• [Exercise brief]:
Check every line of the data for the word "label", and copy those that have it.

Stored data entries

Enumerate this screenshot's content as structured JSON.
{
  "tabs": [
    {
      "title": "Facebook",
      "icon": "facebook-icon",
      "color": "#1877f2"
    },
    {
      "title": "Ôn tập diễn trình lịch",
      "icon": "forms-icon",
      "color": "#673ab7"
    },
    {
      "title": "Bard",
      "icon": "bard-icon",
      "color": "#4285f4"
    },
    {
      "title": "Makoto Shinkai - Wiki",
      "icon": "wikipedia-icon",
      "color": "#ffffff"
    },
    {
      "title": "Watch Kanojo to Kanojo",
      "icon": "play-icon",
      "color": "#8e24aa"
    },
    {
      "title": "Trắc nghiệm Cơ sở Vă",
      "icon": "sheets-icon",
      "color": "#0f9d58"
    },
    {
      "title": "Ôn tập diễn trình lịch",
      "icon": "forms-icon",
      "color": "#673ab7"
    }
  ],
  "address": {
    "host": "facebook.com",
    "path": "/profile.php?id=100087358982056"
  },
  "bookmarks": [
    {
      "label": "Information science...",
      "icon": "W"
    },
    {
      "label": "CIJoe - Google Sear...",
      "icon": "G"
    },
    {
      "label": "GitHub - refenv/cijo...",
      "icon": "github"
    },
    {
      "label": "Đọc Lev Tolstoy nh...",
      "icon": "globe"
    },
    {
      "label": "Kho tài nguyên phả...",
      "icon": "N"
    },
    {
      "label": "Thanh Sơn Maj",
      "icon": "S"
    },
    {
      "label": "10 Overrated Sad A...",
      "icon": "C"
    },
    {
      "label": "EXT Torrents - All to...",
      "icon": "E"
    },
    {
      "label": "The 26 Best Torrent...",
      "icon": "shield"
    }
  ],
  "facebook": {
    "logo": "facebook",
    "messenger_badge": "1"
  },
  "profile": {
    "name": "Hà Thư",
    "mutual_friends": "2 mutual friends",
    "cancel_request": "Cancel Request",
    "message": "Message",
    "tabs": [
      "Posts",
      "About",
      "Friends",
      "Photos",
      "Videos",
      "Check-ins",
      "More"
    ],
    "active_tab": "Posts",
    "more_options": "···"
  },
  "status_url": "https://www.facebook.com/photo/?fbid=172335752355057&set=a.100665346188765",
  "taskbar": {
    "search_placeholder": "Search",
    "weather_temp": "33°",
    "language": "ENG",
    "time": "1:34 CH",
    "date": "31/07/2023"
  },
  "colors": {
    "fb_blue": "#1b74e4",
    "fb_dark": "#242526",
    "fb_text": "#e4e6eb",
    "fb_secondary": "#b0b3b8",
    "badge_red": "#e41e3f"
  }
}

• [Exercise response]:
      "label": "Information science...",
      "label": "CIJoe - Google Sear...",
      "label": "GitHub - refenv/cijo...",
      "label": "Đọc Lev Tolstoy nh...",
      "label": "Kho tài nguyên phả...",
      "label": "Thanh Sơn Maj",
      "label": "10 Overrated Sad A...",
      "label": "EXT Torrents - All to...",
      "label": "The 26 Best Torrent...",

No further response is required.